-- Records for this task follows --

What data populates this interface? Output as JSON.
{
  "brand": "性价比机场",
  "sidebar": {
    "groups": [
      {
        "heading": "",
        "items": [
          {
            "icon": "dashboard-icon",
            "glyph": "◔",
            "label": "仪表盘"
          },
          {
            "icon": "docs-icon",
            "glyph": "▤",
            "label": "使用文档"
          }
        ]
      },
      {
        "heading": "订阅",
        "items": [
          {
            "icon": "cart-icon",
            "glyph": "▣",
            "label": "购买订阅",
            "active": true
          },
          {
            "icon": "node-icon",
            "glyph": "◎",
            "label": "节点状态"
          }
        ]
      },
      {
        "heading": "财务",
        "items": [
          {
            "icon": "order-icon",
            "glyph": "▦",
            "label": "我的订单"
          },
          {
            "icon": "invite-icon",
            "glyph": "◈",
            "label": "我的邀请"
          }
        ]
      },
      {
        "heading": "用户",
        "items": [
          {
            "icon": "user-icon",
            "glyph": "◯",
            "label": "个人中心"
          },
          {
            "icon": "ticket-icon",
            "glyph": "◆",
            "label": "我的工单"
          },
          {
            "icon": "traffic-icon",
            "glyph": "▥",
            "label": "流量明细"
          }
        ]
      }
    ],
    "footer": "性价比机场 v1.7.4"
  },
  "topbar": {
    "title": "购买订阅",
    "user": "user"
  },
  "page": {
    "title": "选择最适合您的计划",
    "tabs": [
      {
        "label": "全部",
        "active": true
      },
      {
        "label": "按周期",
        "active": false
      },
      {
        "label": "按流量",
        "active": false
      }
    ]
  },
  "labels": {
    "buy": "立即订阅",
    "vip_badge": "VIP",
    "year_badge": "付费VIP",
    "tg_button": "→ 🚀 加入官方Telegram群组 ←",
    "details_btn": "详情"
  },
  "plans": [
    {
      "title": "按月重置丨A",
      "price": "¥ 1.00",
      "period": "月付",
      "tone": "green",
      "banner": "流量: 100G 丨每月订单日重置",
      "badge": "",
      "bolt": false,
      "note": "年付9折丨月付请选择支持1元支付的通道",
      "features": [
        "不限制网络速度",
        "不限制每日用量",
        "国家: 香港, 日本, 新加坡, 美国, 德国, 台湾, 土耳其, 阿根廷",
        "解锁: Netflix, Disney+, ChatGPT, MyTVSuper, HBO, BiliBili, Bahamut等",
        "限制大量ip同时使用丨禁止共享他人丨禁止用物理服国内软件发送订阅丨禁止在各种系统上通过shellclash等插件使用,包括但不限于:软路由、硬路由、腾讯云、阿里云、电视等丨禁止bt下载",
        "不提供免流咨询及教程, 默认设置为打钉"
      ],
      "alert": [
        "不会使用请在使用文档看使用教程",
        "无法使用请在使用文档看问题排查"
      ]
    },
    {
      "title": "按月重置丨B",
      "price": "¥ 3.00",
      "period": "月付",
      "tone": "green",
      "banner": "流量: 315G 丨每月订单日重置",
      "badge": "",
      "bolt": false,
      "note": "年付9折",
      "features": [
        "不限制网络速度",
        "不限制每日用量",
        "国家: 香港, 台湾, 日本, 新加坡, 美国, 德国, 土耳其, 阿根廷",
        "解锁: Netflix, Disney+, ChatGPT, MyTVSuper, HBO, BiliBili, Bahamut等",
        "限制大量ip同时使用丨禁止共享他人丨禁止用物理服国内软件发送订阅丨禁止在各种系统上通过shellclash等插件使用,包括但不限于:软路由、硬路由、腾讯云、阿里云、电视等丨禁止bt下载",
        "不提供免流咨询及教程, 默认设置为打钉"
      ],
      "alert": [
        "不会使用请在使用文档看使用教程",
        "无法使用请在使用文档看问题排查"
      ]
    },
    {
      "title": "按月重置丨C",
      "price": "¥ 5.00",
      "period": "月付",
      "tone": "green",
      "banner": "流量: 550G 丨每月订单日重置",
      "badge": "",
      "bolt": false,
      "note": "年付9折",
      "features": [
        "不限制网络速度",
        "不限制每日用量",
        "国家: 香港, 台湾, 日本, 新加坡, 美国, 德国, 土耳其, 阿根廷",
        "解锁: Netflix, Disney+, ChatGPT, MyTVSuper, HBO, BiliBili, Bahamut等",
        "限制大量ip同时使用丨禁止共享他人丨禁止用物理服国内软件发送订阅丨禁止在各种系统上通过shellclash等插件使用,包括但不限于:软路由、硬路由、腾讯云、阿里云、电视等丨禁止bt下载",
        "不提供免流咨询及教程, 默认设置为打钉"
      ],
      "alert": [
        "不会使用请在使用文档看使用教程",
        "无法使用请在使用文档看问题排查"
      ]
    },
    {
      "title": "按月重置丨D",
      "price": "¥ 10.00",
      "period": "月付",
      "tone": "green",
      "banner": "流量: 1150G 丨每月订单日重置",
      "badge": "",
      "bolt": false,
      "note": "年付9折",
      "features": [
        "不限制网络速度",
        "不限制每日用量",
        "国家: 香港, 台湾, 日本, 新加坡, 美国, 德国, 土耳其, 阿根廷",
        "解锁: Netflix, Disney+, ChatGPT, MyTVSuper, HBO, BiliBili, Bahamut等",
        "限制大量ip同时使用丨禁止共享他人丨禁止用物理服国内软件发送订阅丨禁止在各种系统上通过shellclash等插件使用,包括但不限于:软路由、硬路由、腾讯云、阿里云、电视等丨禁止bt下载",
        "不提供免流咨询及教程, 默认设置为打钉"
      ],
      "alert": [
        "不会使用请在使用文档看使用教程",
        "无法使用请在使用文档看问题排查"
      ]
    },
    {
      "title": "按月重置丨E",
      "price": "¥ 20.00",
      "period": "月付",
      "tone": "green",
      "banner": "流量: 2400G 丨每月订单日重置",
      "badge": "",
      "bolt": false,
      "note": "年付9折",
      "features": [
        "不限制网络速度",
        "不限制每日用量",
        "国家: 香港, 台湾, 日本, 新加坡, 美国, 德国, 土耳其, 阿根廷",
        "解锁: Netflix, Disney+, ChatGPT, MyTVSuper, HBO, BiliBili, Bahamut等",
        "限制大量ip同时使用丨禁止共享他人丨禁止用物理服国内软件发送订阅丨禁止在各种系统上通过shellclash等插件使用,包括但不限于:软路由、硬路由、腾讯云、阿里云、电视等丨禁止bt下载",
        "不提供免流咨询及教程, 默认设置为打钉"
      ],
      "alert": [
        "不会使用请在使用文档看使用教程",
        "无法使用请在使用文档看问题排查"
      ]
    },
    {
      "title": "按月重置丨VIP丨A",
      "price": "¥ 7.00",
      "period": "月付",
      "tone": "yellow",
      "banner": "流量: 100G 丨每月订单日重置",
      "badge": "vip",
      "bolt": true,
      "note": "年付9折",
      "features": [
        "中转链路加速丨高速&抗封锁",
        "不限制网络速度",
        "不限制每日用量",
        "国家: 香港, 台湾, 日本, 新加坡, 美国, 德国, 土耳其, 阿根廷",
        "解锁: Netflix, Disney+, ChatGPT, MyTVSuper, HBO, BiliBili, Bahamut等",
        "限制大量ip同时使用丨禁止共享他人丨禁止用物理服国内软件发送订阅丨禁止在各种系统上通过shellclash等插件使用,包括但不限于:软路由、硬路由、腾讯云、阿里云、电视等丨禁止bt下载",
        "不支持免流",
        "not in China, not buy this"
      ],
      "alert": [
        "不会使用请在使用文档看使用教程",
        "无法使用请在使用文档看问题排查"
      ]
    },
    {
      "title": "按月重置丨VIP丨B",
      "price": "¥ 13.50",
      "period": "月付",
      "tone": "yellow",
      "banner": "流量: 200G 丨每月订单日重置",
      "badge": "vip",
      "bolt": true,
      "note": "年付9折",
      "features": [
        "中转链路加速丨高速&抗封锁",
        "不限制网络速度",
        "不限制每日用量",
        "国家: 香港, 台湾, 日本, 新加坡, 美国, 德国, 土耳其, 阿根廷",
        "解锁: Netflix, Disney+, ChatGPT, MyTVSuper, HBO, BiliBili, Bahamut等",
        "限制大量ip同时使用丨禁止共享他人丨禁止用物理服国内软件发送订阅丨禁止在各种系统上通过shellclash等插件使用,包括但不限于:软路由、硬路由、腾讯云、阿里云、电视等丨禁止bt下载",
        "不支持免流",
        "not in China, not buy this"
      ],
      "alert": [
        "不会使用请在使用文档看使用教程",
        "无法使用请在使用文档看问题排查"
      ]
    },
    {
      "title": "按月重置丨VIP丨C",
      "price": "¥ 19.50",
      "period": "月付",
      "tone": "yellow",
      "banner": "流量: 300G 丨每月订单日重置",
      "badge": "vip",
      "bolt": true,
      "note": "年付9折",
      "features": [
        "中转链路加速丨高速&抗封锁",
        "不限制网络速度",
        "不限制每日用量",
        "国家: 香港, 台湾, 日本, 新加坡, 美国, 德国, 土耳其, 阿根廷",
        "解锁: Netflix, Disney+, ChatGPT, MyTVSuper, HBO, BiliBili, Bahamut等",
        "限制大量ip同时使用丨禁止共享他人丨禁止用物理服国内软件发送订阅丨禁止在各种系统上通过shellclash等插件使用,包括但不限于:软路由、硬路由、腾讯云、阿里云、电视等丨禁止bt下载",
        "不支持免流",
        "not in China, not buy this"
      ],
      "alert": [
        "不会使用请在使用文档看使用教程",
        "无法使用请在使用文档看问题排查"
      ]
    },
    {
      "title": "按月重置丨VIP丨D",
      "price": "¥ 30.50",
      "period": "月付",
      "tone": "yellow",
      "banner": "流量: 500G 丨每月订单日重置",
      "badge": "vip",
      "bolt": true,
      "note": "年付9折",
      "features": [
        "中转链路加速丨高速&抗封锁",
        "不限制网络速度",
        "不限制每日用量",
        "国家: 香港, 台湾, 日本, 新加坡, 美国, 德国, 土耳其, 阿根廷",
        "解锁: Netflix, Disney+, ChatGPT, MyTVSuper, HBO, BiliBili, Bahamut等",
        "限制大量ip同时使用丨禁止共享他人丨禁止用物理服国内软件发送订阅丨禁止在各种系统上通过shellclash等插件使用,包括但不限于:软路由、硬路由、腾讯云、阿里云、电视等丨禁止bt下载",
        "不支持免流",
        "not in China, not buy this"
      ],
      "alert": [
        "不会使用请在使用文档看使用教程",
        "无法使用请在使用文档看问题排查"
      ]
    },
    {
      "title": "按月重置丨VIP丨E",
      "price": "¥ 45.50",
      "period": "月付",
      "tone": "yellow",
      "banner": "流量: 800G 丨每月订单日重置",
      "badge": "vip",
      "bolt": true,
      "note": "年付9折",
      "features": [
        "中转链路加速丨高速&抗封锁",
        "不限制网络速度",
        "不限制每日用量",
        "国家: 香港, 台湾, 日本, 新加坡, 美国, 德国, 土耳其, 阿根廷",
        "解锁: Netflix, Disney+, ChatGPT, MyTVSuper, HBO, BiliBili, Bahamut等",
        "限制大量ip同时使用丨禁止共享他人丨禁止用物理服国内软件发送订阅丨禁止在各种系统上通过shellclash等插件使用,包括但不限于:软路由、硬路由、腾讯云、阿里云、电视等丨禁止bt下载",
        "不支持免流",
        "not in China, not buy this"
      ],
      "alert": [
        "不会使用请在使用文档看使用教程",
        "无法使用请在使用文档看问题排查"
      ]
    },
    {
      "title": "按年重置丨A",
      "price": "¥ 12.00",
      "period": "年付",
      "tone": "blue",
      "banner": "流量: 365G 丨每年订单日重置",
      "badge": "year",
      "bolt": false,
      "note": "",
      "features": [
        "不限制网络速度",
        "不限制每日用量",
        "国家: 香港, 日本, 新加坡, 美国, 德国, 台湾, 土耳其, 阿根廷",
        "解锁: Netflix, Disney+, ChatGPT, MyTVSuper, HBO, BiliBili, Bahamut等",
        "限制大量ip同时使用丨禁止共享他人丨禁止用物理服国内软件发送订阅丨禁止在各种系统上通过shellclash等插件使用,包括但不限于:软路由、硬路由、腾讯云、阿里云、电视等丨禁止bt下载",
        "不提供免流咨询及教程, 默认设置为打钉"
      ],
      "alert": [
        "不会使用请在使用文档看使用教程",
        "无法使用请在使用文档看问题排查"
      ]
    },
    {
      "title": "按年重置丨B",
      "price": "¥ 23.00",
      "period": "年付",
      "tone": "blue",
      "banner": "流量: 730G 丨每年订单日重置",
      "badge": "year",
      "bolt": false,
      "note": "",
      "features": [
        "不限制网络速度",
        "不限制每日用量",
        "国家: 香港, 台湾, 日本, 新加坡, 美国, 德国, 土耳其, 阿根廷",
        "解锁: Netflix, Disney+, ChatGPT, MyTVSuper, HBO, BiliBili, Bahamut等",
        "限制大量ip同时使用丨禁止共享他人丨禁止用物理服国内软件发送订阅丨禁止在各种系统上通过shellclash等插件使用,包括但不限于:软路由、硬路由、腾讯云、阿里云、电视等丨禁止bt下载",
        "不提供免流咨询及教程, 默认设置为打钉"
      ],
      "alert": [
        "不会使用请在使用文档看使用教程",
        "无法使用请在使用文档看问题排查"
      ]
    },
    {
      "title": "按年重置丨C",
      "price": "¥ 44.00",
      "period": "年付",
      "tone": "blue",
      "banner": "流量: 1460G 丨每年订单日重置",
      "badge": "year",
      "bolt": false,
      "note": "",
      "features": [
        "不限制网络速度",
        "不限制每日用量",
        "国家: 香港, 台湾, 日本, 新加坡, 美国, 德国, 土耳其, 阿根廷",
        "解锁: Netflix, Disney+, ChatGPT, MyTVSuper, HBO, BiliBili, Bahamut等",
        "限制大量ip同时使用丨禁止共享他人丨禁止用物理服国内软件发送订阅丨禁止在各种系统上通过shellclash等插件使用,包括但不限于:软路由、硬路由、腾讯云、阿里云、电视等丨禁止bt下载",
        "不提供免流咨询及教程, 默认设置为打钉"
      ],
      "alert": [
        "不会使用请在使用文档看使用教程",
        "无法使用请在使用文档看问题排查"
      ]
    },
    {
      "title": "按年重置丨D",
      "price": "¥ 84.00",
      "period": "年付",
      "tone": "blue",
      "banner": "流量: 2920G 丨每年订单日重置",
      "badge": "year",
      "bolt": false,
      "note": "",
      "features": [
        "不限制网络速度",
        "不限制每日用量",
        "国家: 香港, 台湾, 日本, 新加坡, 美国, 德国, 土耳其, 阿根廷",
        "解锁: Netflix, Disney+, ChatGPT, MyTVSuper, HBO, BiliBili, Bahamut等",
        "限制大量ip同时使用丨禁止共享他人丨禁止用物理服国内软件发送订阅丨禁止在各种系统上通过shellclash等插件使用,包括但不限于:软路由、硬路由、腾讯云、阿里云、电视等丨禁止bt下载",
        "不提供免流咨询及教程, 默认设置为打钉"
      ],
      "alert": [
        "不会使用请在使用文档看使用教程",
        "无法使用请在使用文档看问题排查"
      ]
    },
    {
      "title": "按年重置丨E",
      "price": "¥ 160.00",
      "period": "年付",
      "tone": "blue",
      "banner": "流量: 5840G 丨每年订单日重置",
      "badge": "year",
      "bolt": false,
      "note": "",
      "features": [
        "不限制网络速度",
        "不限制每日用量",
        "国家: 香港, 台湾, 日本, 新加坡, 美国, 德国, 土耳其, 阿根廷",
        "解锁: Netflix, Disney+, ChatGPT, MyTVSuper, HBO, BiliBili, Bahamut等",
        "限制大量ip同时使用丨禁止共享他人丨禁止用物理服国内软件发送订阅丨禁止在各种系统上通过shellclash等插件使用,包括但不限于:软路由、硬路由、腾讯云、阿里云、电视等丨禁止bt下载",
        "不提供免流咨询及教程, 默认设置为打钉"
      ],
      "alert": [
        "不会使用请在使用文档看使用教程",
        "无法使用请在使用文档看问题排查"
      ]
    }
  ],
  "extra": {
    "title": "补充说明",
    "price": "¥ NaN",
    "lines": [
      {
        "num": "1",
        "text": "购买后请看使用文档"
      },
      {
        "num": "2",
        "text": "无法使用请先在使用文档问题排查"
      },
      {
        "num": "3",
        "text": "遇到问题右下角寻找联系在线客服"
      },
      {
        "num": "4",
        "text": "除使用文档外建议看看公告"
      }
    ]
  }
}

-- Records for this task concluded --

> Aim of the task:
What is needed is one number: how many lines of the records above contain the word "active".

> Response to the task:
4